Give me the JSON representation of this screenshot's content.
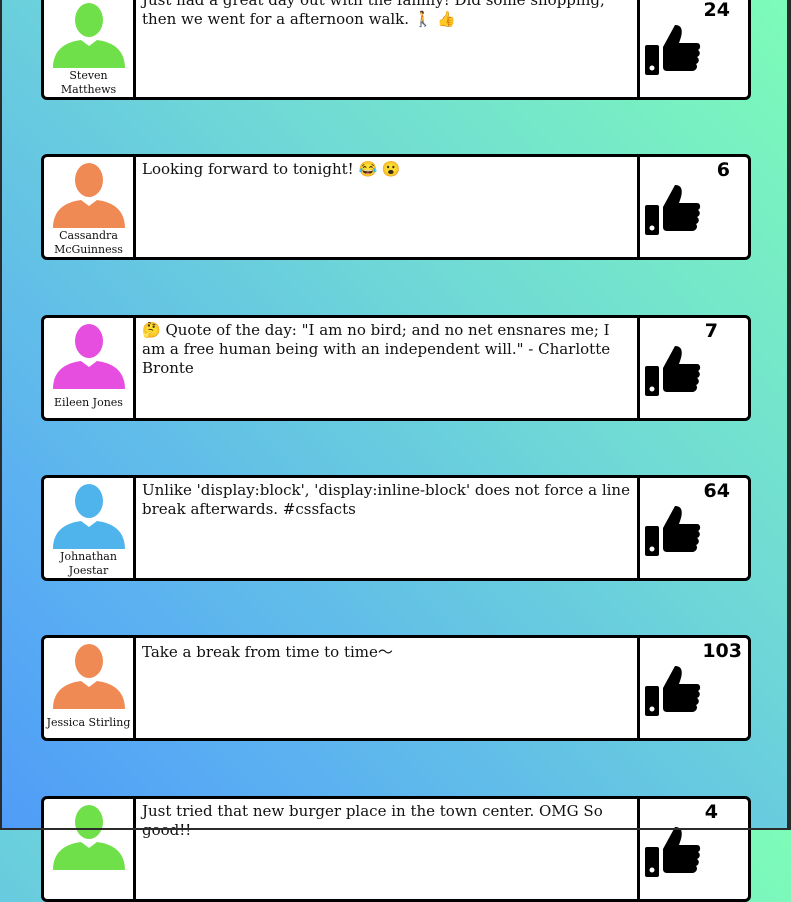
{
  "posts": [
    {
      "author": "Steven Matthews",
      "avatar_color": "#6fe04a",
      "message": "Just had a great day out with the family! Did some shopping, then we went for a afternoon walk. 🚶 👍",
      "likes": "24"
    },
    {
      "author": "Cassandra McGuinness",
      "avatar_color": "#ef8a55",
      "message": "Looking forward to tonight! 😂 😮",
      "likes": "6"
    },
    {
      "author": "Eileen Jones",
      "avatar_color": "#e64ee0",
      "message": "🤔 Quote of the day: \"I am no bird; and no net ensnares me; I am a free human being with an independent will.\" - Charlotte Bronte",
      "likes": "7"
    },
    {
      "author": "Johnathan Joestar",
      "avatar_color": "#4fb3ec",
      "message": "Unlike 'display:block', 'display:inline-block' does not force a line break afterwards. #cssfacts",
      "likes": "64"
    },
    {
      "author": "Jessica Stirling",
      "avatar_color": "#ef8a55",
      "message": "Take a break from time to time〜",
      "likes": "103"
    },
    {
      "author": "",
      "avatar_color": "#6fe04a",
      "message": "Just tried that new burger place in the town center. OMG So good!!",
      "likes": "4"
    }
  ],
  "icons": {
    "avatar": "person-silhouette-icon",
    "like": "thumbs-up-icon"
  }
}
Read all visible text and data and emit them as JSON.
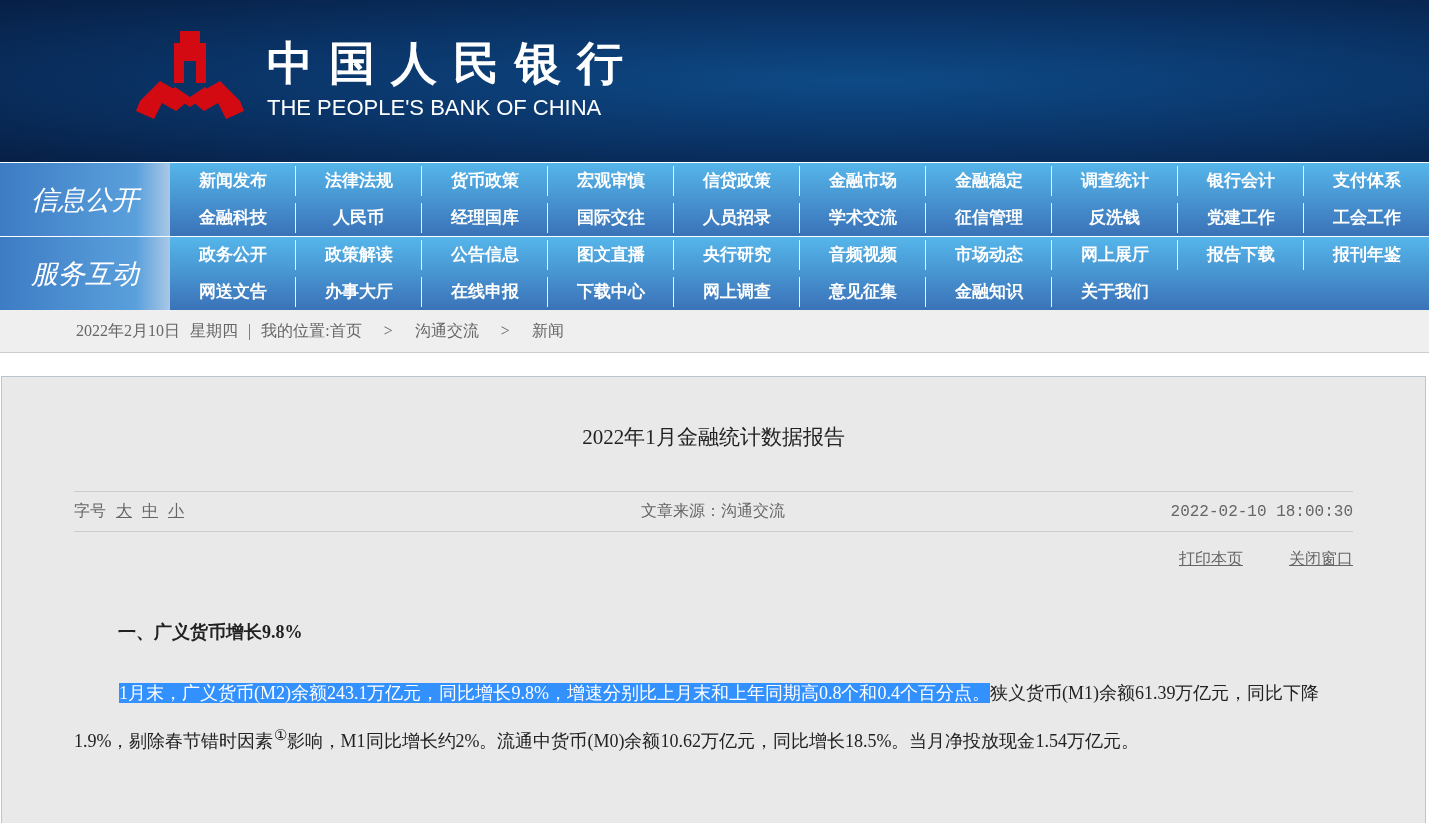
{
  "header": {
    "logo_cn": "中国人民银行",
    "logo_en": "THE PEOPLE'S BANK OF CHINA"
  },
  "nav_sections": [
    {
      "title": "信息公开",
      "rows": [
        [
          "新闻发布",
          "法律法规",
          "货币政策",
          "宏观审慎",
          "信贷政策",
          "金融市场",
          "金融稳定",
          "调查统计",
          "银行会计",
          "支付体系"
        ],
        [
          "金融科技",
          "人民币",
          "经理国库",
          "国际交往",
          "人员招录",
          "学术交流",
          "征信管理",
          "反洗钱",
          "党建工作",
          "工会工作"
        ]
      ]
    },
    {
      "title": "服务互动",
      "rows": [
        [
          "政务公开",
          "政策解读",
          "公告信息",
          "图文直播",
          "央行研究",
          "音频视频",
          "市场动态",
          "网上展厅",
          "报告下载",
          "报刊年鉴"
        ],
        [
          "网送文告",
          "办事大厅",
          "在线申报",
          "下载中心",
          "网上调查",
          "意见征集",
          "金融知识",
          "关于我们"
        ]
      ]
    }
  ],
  "breadcrumb": {
    "date": "2022年2月10日",
    "weekday": "星期四",
    "separator": "|",
    "location_label": "我的位置:",
    "items": [
      "首页",
      "沟通交流",
      "新闻"
    ],
    "arrow": ">"
  },
  "article": {
    "title": "2022年1月金融统计数据报告",
    "font_size_label": "字号",
    "font_sizes": [
      "大",
      "中",
      "小"
    ],
    "source": "文章来源：沟通交流",
    "datetime": "2022-02-10 18:00:30",
    "actions": [
      "打印本页",
      "关闭窗口"
    ],
    "heading": "一、广义货币增长9.8%",
    "paragraph": [
      {
        "text": "1月末，广义货币(M2)余额243.1万亿元，同比增长9.8%，增速分别比上月末和上年同期高0.8个和0.4个百分点。",
        "selected": true
      },
      {
        "text": "狭义货币(M1)余额61.39万亿元，同比下降1.9%，剔除春节错时因素$^{①}$影响，M1同比增长约2%。流通中货币(M0)余额10.62万亿元，同比增长18.5%。当月净投放现金1.54万亿元。",
        "selected": false
      }
    ]
  }
}
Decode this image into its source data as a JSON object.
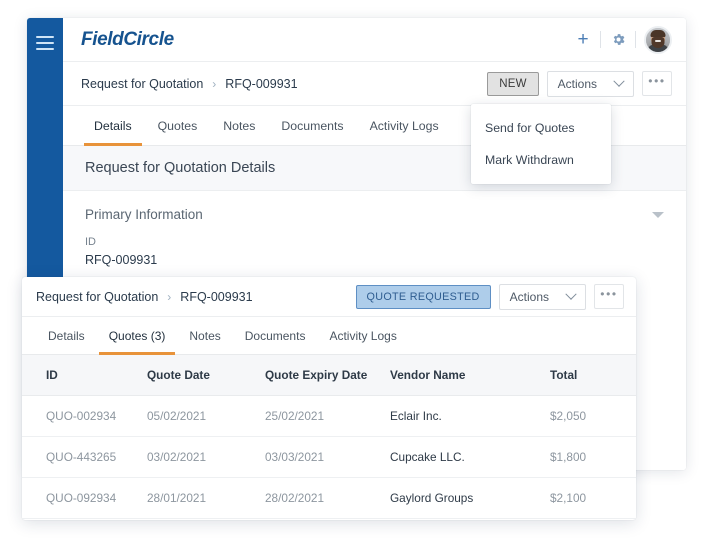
{
  "card1": {
    "sidebar": {
      "menu_icon": "hamburger-menu-icon"
    },
    "topbar": {
      "logo": "FieldCircle",
      "add_icon": "plus-icon",
      "settings_icon": "gear-icon",
      "avatar": "user-avatar"
    },
    "breadcrumb": {
      "parent": "Request for Quotation",
      "separator": "›",
      "current": "RFQ-009931"
    },
    "actions": {
      "new_label": "NEW",
      "actions_label": "Actions",
      "more_label": "•••"
    },
    "tabs": [
      {
        "label": "Details",
        "active": true
      },
      {
        "label": "Quotes",
        "active": false
      },
      {
        "label": "Notes",
        "active": false
      },
      {
        "label": "Documents",
        "active": false
      },
      {
        "label": "Activity Logs",
        "active": false
      }
    ],
    "section_title": "Request for Quotation Details",
    "panel": {
      "title": "Primary Information",
      "collapse_icon": "caret-down-icon",
      "fields": [
        {
          "label": "ID",
          "value": "RFQ-009931"
        }
      ]
    },
    "dropdown": {
      "items": [
        {
          "label": "Send for Quotes"
        },
        {
          "label": "Mark Withdrawn"
        }
      ]
    }
  },
  "card2": {
    "breadcrumb": {
      "parent": "Request for Quotation",
      "separator": "›",
      "current": "RFQ-009931"
    },
    "status_badge": "QUOTE REQUESTED",
    "actions": {
      "actions_label": "Actions",
      "more_label": "•••"
    },
    "tabs": [
      {
        "label": "Details",
        "active": false
      },
      {
        "label": "Quotes (3)",
        "active": true
      },
      {
        "label": "Notes",
        "active": false
      },
      {
        "label": "Documents",
        "active": false
      },
      {
        "label": "Activity Logs",
        "active": false
      }
    ],
    "table": {
      "columns": [
        "ID",
        "Quote Date",
        "Quote Expiry Date",
        "Vendor Name",
        "Total"
      ],
      "rows": [
        {
          "id": "QUO-002934",
          "quote_date": "05/02/2021",
          "expiry_date": "25/02/2021",
          "vendor": "Eclair Inc.",
          "total": "$2,050"
        },
        {
          "id": "QUO-443265",
          "quote_date": "03/02/2021",
          "expiry_date": "03/03/2021",
          "vendor": "Cupcake LLC.",
          "total": "$1,800"
        },
        {
          "id": "QUO-092934",
          "quote_date": "28/01/2021",
          "expiry_date": "28/02/2021",
          "vendor": "Gaylord Groups",
          "total": "$2,100"
        }
      ]
    }
  },
  "colors": {
    "sidebar_blue": "#14599f",
    "logo_blue": "#16538f",
    "tab_accent_orange": "#e8933a",
    "badge_bg": "#aecdea",
    "badge_border": "#5e8fc4",
    "badge_text": "#2f5d90"
  }
}
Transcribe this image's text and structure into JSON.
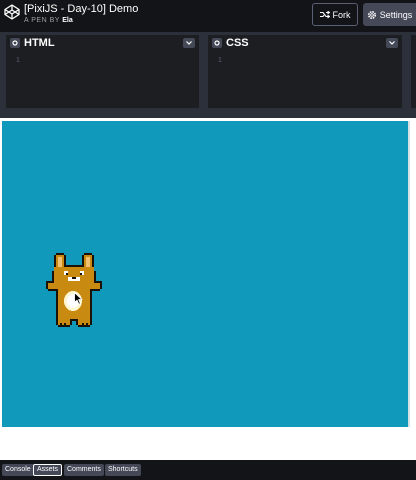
{
  "header": {
    "title": "[PixiJS - Day-10] Demo",
    "by_prefix": "A PEN BY",
    "author": "Ela",
    "fork_label": "Fork",
    "settings_label": "Settings"
  },
  "editors": [
    {
      "label": "HTML",
      "line": "1"
    },
    {
      "label": "CSS",
      "line": "1"
    }
  ],
  "stage": {
    "background": "#1099bb"
  },
  "footer": {
    "tabs": [
      "Console",
      "Assets",
      "Comments",
      "Shortcuts"
    ],
    "active_tab": "Assets"
  }
}
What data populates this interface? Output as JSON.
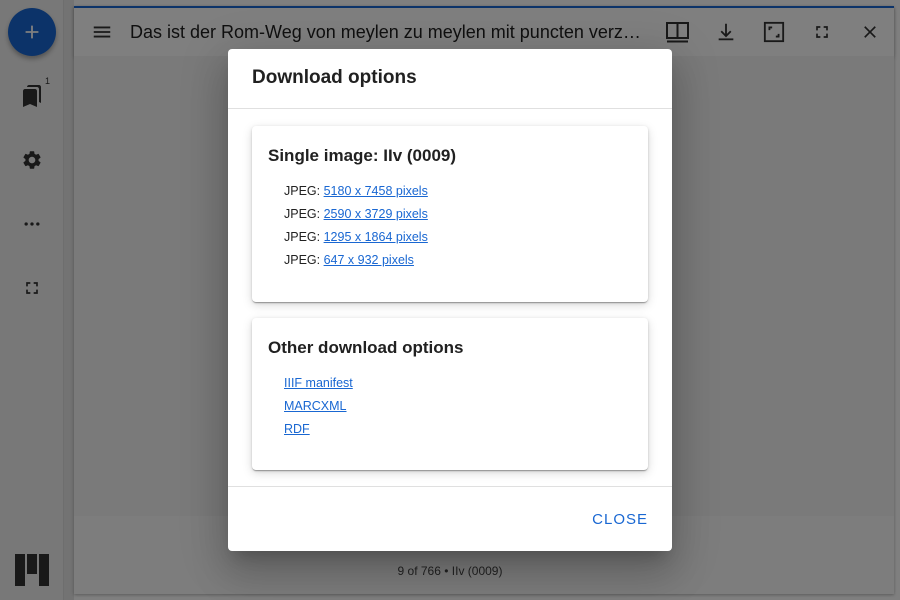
{
  "app": {
    "left_rail": {
      "add_button_icon": "plus-icon",
      "items": [
        {
          "name": "index-icon",
          "badge": "1"
        },
        {
          "name": "settings-icon"
        },
        {
          "name": "more-icon"
        },
        {
          "name": "fullscreen-icon"
        }
      ],
      "logo": "mirador-logo"
    },
    "window": {
      "title": "Das ist der Rom-Weg von meylen zu meylen mit puncten verzeychnet von einer stat zu der andern durch deutzsche lantt",
      "toolbar": [
        "book-view-icon",
        "download-icon",
        "maximize-icon",
        "fullscreen-icon",
        "close-icon"
      ],
      "canvas_info": "9 of 766 • IIv (0009)"
    },
    "accent_color": "#1967d2"
  },
  "dialog": {
    "title": "Download options",
    "single_image": {
      "heading": "Single image: IIv (0009)",
      "items": [
        {
          "label": "JPEG: ",
          "link": "5180 x 7458 pixels"
        },
        {
          "label": "JPEG: ",
          "link": "2590 x 3729 pixels"
        },
        {
          "label": "JPEG: ",
          "link": "1295 x 1864 pixels"
        },
        {
          "label": "JPEG: ",
          "link": "647 x 932 pixels"
        }
      ]
    },
    "other": {
      "heading": "Other download options",
      "links": [
        "IIIF manifest",
        "MARCXML",
        "RDF"
      ]
    },
    "close_label": "CLOSE"
  }
}
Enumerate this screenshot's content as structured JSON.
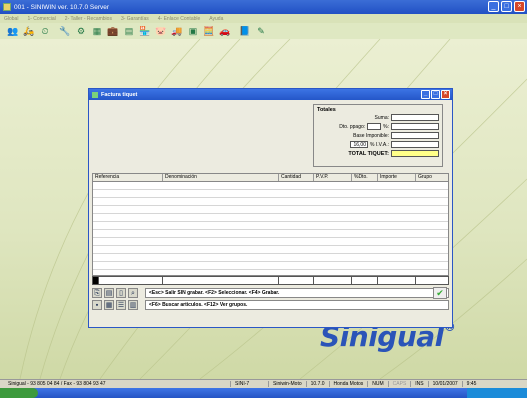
{
  "titlebar": {
    "title": "001 - SINIWIN  ver. 10.7.0 Server"
  },
  "menu": [
    "Global",
    "1- Comercial",
    "2- Taller - Recambios",
    "3- Garantías",
    "4- Enlace Contable",
    "Ayuda"
  ],
  "toolbar_icons": [
    "people-icon",
    "scooter-icon",
    "clock-icon",
    "tools-icon",
    "parts-icon",
    "boxes-icon",
    "briefcase-icon",
    "invoice-icon",
    "store-icon",
    "piggy-icon",
    "truck-icon",
    "display-icon",
    "calculator-icon",
    "car-icon",
    "book-icon",
    "edit-icon"
  ],
  "factura": {
    "title": "Factura tiquet",
    "totals": {
      "heading": "Totales",
      "suma_label": "Suma:",
      "dto_label": "Dto. ppago:",
      "pct_sign": "%:",
      "base_label": "Base Imponible:",
      "iva_pct": "16,00",
      "iva_label": "% I.V.A.:",
      "total_label": "TOTAL TIQUET:"
    },
    "columns": [
      "Referencia",
      "Denominación",
      "Cantidad",
      "P.V.P.",
      "%Dto.",
      "Importe",
      "Grupo"
    ],
    "keys_row1": "<Esc> Salir SIN grabar.   <F2> Seleccionar.   <F4> Grabar.",
    "keys_row2": "<F6> Buscar articulos.   <F12> Ver grupos."
  },
  "logo": {
    "text": "Sinigual",
    "mark": "®"
  },
  "status": {
    "company": "Sinigual - 93 805 04 84 / Fax - 93 804 93 47",
    "user": "SINI-7",
    "module": "Siniwin-Moto",
    "version": "10.7.0",
    "brand": "Honda Motos",
    "num": "NUM",
    "caps": "CAPS",
    "ins": "INS",
    "date": "10/01/2007",
    "time": "9:45"
  },
  "colors": {
    "title_blue": "#2456c8",
    "total_highlight": "#ffff88",
    "logo_blue": "#2a54b8"
  }
}
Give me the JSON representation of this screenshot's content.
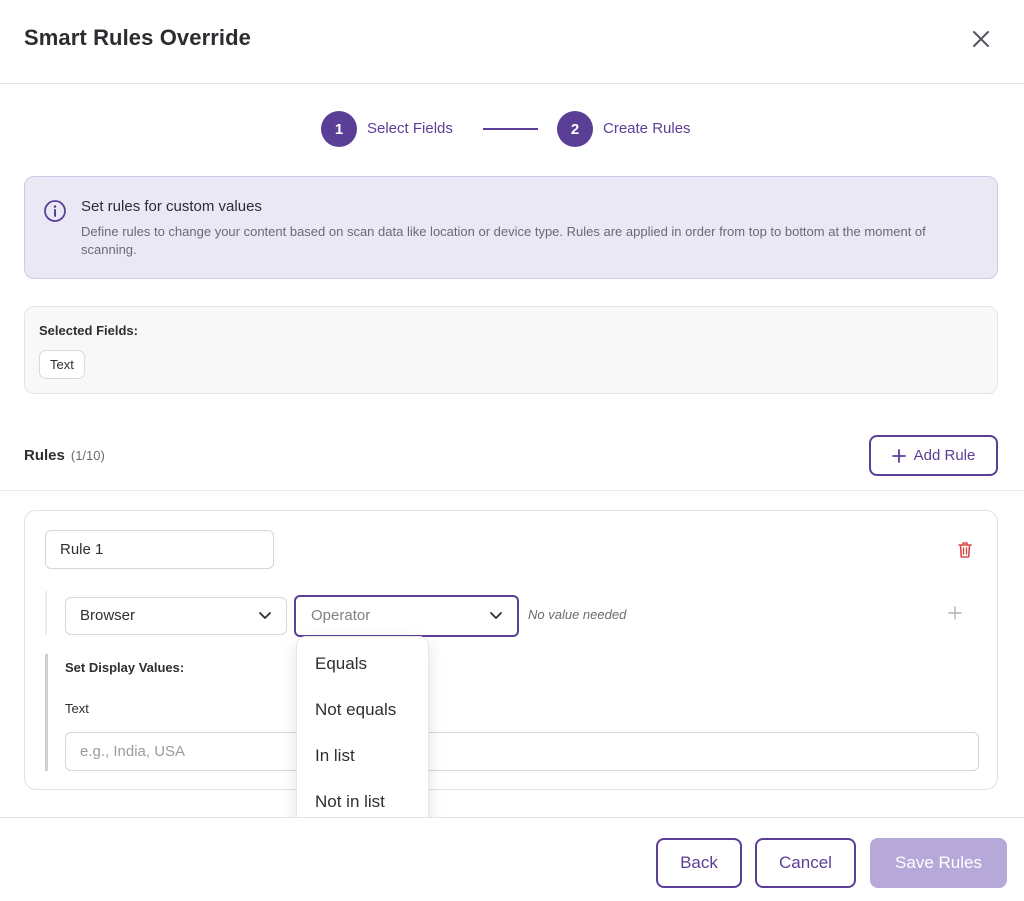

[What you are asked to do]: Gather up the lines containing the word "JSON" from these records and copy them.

[Answer for this exercise]:
Give me the JSON representation of this screenshot's content.
Read all visible text and data and emit them as JSON.
Decode this image into its source data as a JSON object.
Transcribe this image's text and structure into JSON.
What data populates this interface? Output as JSON.
Enumerate this screenshot's content as structured JSON.
Give me the JSON representation of this screenshot's content.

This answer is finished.